But while Cortez gives Knock Down the House a strong narrative backbone, it means that Lears has less time to spend with the three other, equally fascinating women and their campaigns. We get a nice amount of personal detail when it comes to Swearengin (the shiest of the group) and Bush (the most politically polished of the four), but very little about how their campaigns are run. With Vilea, who doesn’t show up in the film until relatively late, there’s a lot of nifty details about her campaign, but her reasons for running are held back by Lears in favour of the film having a big second act reveal that’s both moving and inorganic. They compliment Cortez’s story nicely, but don’t exactly contrast, possibly given the enormous difficulty level of the New Yorker’s race in comparison to Lears’ other subjects.
It’s also hard not to feel like Knock Down the House is a film without an ending. Certainly in the case of Cortez and the subjects who’ll likely take another run at politics the next chance they get, their story is still unfolding. There could be a natural sequel to Knock Down the House in two to eight years looking at how their lives, policies, and communities have changed. These candidates ran on hope and a genuine desire for change, but as we all know (even from this films’ depictions of probably once well meaning legacy politicians), Washington has a way of warping, souring, and disillusioning even the heartiest of souls.
But that lack of an ending also gives Knock Down the House something other similarly minded political advocacy films lack: a document that forces accountability. It’s a bold move to run on a platform built on profound changes and let someone film every step of their journey. There’s zero room for backpedalling. The lack of an ending proves that these brave women who’re challenging the establishment genuinely believe in what they’re doing. If they falter, people could easily point to Knock Down the House to show how they’ve failed to deliver. It’s something all to absent from politics these days: genuine, heartfelt transparency. That’s worth celebrating just as much as any primary victory.
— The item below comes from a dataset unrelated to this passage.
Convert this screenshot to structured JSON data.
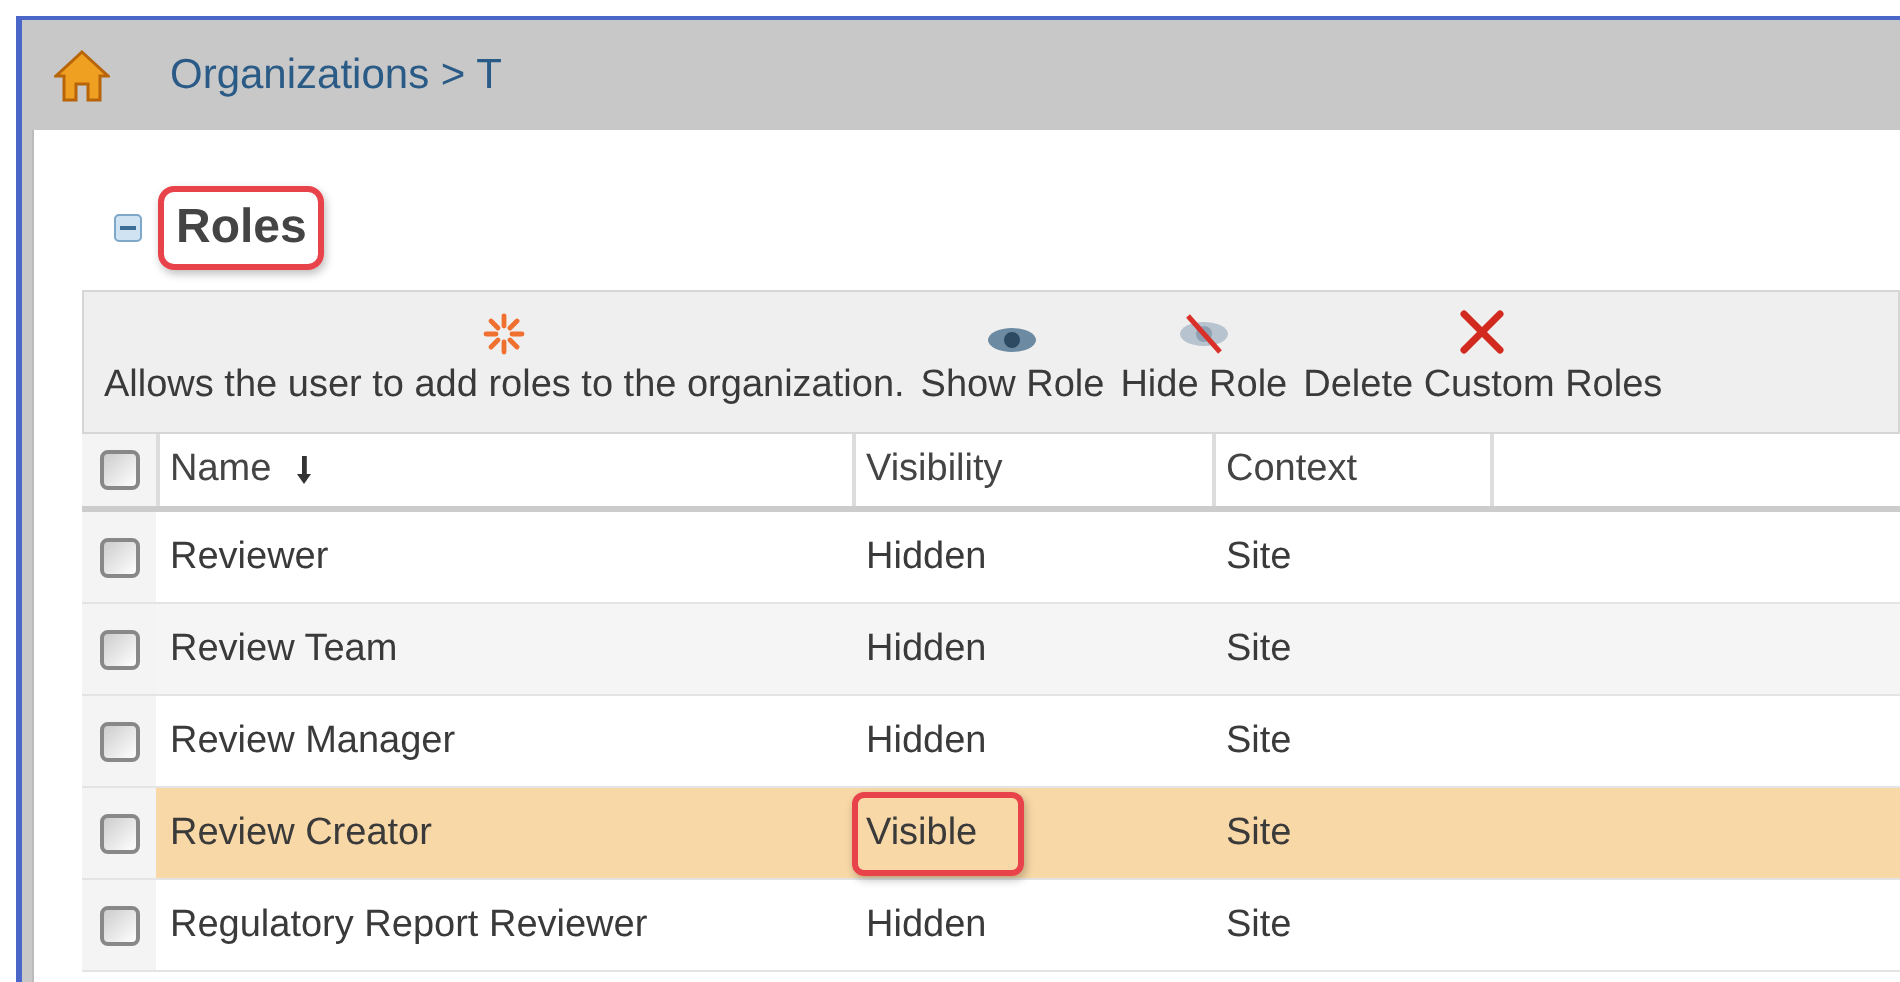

Knock Down the House is currently available to stream on Netflix. It also opens on Monday, May 6, 2019 at TIFF Bell Lightbox in Toronto.
Check out the trailer for Knock Down the House: